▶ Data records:
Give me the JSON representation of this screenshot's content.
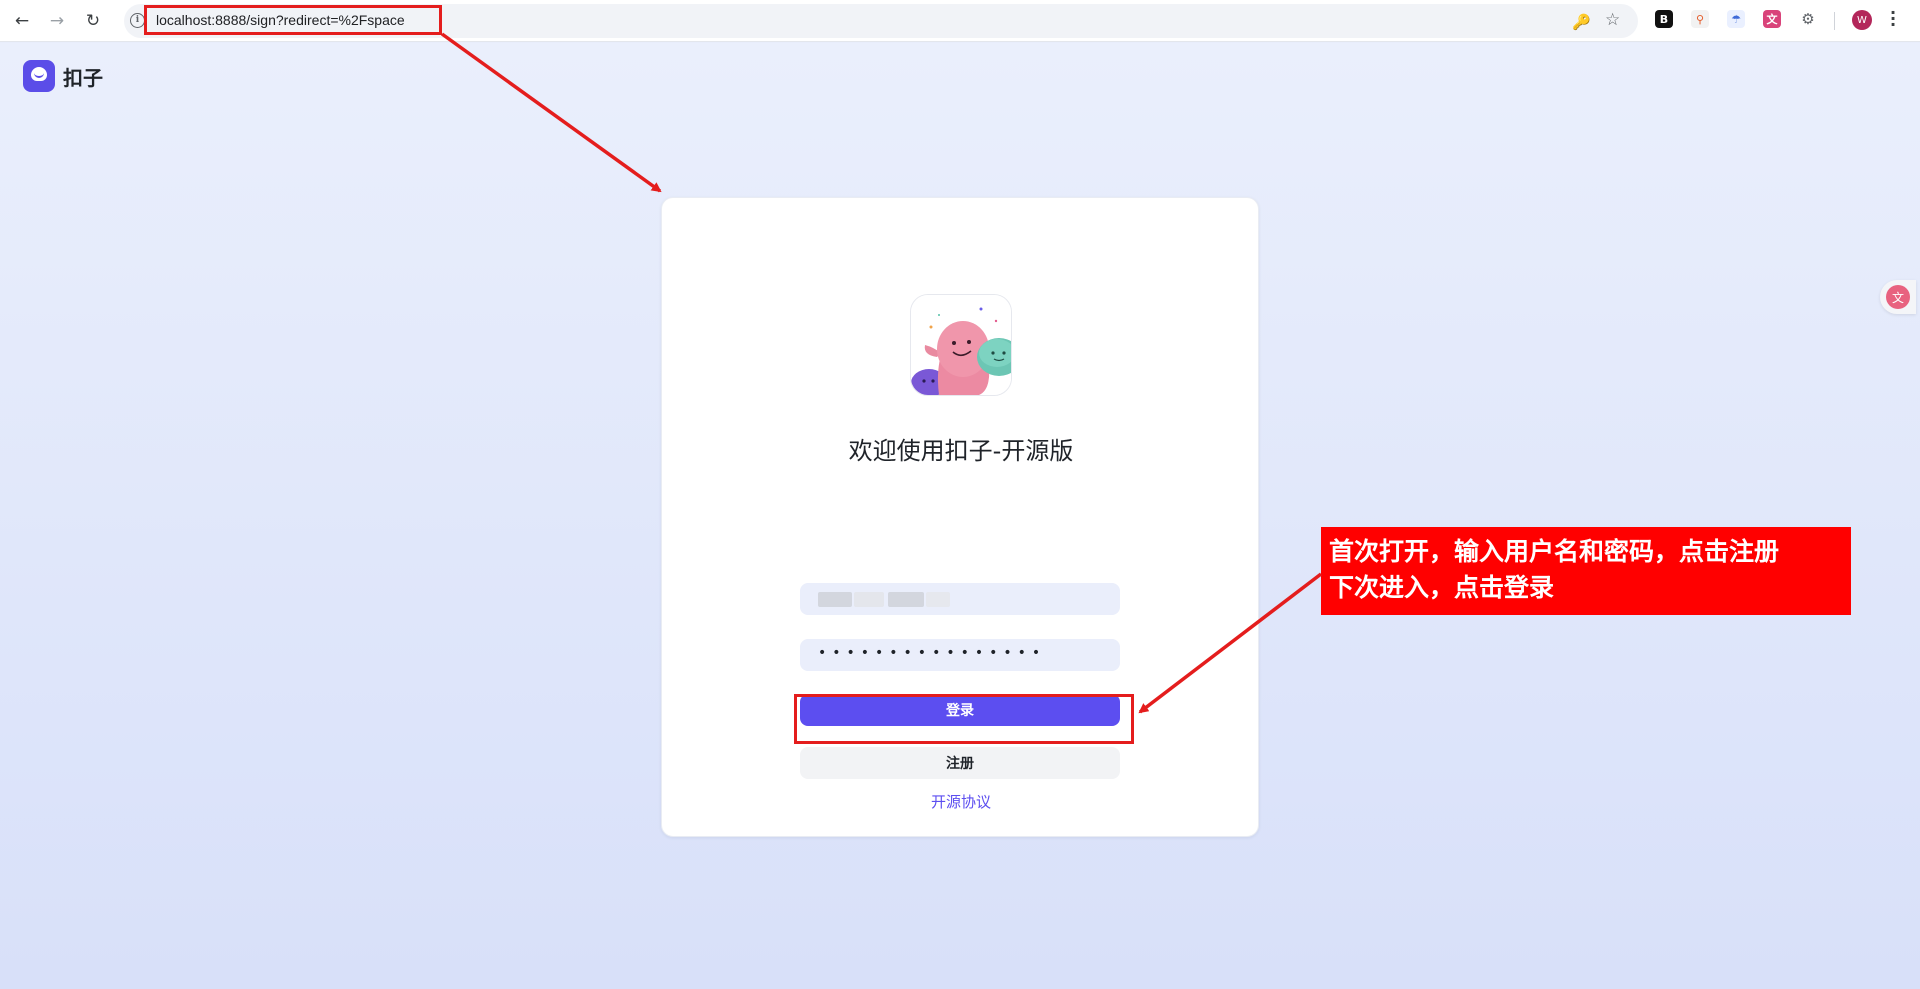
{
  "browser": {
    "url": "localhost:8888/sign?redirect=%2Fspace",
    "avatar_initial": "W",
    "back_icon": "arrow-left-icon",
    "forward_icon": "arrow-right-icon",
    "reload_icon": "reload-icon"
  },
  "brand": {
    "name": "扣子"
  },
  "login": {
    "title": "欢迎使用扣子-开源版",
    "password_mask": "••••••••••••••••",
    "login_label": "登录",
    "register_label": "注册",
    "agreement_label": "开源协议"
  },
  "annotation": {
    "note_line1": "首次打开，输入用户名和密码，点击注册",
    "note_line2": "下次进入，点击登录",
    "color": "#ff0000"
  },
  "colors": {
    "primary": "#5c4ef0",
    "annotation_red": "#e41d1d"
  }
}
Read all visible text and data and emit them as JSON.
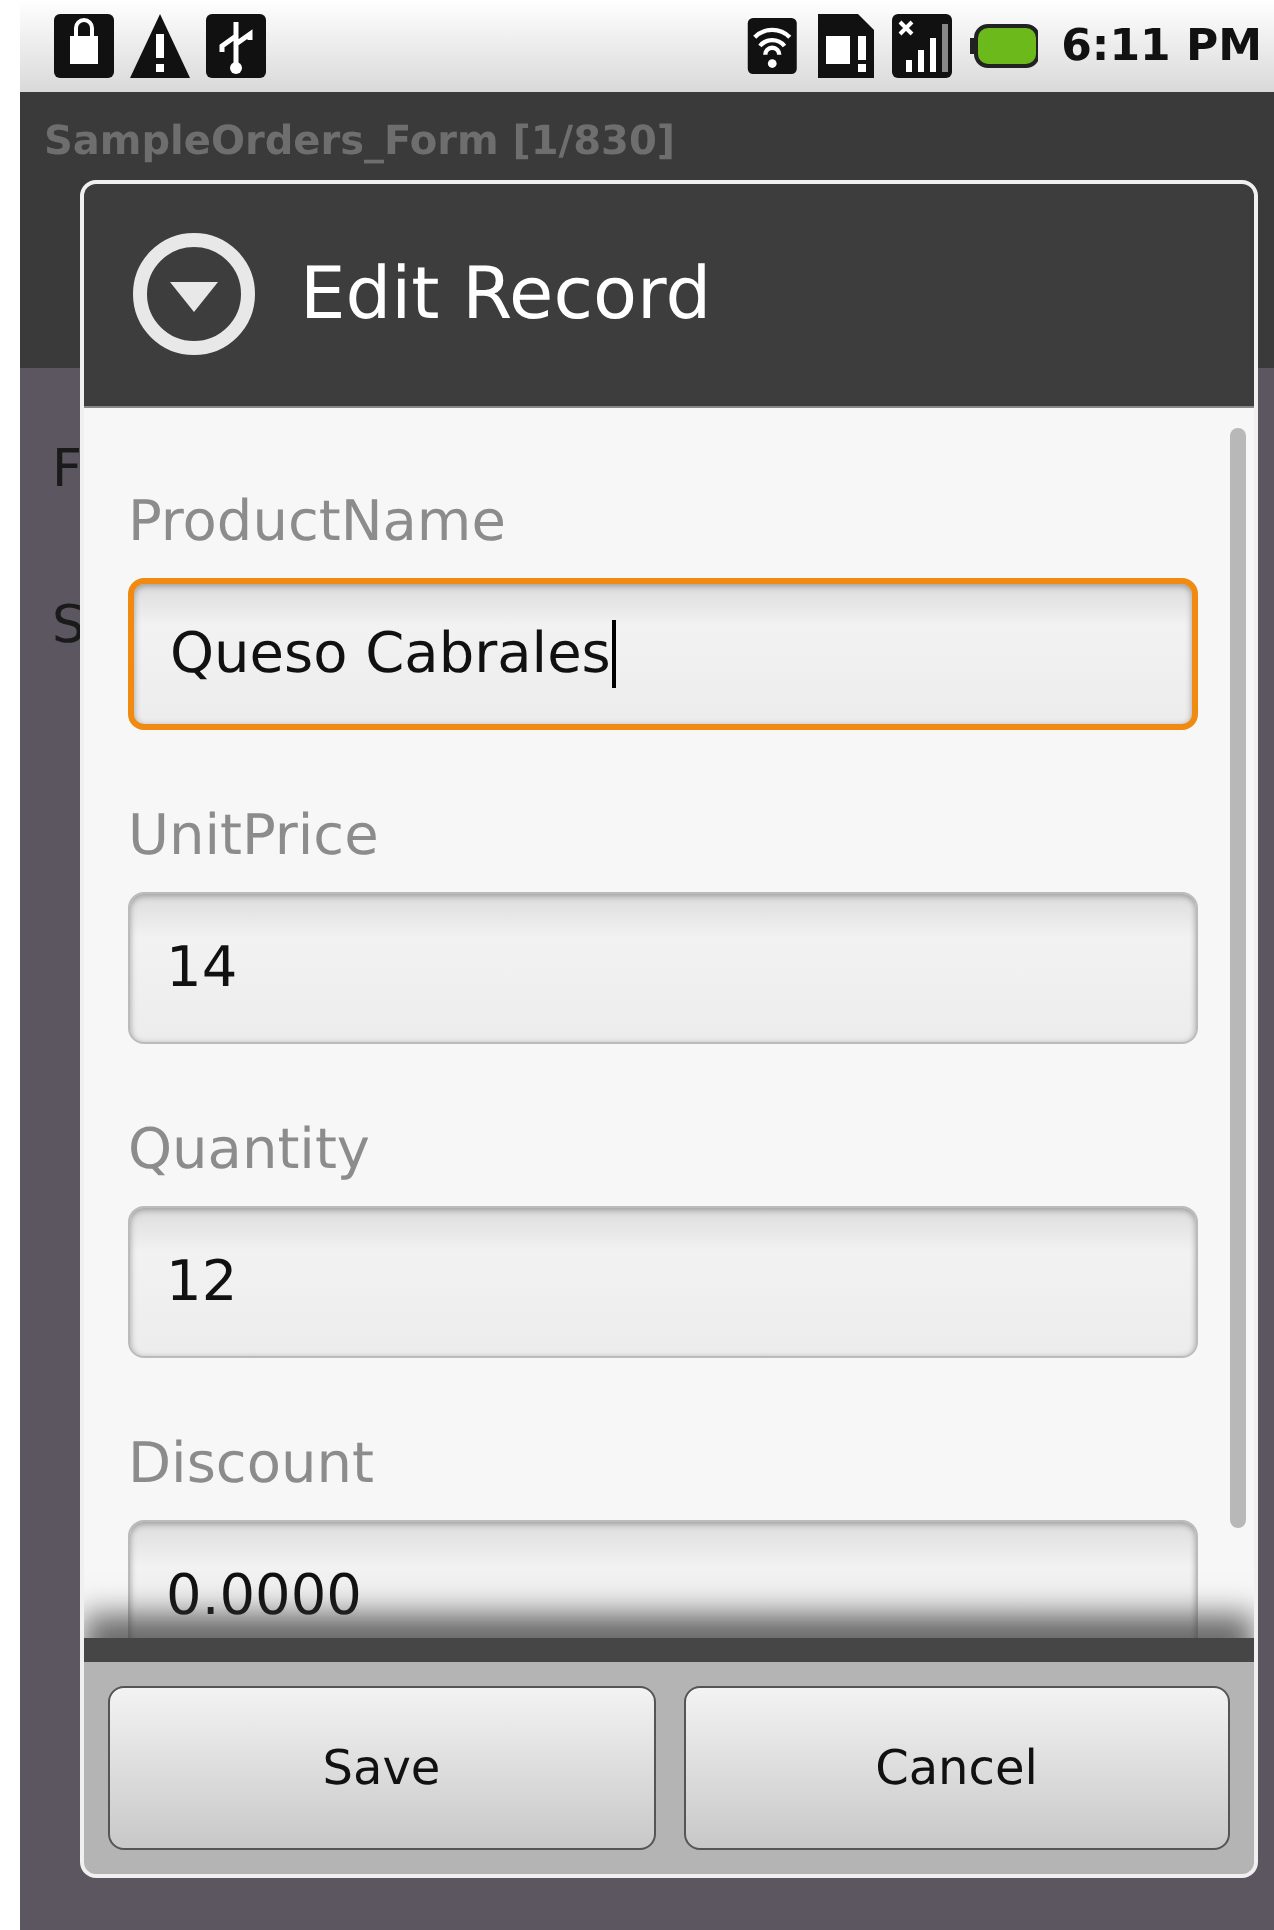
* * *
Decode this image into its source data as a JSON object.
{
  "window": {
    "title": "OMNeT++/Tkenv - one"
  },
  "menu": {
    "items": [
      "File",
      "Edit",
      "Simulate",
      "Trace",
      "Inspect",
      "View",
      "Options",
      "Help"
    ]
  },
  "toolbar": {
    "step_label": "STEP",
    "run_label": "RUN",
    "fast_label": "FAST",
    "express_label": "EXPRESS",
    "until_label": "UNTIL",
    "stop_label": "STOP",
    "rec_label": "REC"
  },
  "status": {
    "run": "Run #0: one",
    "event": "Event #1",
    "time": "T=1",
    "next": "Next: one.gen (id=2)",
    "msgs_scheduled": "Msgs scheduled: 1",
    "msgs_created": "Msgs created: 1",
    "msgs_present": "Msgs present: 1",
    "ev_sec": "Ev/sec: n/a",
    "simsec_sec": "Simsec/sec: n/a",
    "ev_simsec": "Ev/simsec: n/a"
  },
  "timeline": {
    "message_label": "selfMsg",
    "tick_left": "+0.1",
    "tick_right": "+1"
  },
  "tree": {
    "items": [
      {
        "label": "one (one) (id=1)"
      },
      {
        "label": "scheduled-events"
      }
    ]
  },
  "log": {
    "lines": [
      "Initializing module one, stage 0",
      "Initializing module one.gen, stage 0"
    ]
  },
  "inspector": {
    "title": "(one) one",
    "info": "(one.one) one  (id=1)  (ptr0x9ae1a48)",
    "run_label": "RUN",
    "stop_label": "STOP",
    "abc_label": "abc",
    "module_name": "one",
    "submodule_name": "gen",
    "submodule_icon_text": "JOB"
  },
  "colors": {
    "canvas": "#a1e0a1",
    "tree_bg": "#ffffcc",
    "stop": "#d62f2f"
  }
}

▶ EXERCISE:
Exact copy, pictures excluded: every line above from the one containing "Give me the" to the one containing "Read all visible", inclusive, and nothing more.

▶ WRITTEN RESPONSE:
Give me the JSON representation of this screenshot's content.
{
  "browser": {
    "url": "localhost:8888/sign?redirect=%2Fspace",
    "avatar_initial": "W",
    "back_icon": "arrow-left-icon",
    "forward_icon": "arrow-right-icon",
    "reload_icon": "reload-icon"
  },
  "brand": {
    "name": "扣子"
  },
  "login": {
    "title": "欢迎使用扣子-开源版",
    "password_mask": "••••••••••••••••",
    "login_label": "登录",
    "register_label": "注册",
    "agreement_label": "开源协议"
  },
  "annotation": {
    "note_line1": "首次打开，输入用户名和密码，点击注册",
    "note_line2": "下次进入，点击登录",
    "color": "#ff0000"
  },
  "colors": {
    "primary": "#5c4ef0",
    "annotation_red": "#e41d1d"
  }
}
Read all visible text and data and emit them as JSON.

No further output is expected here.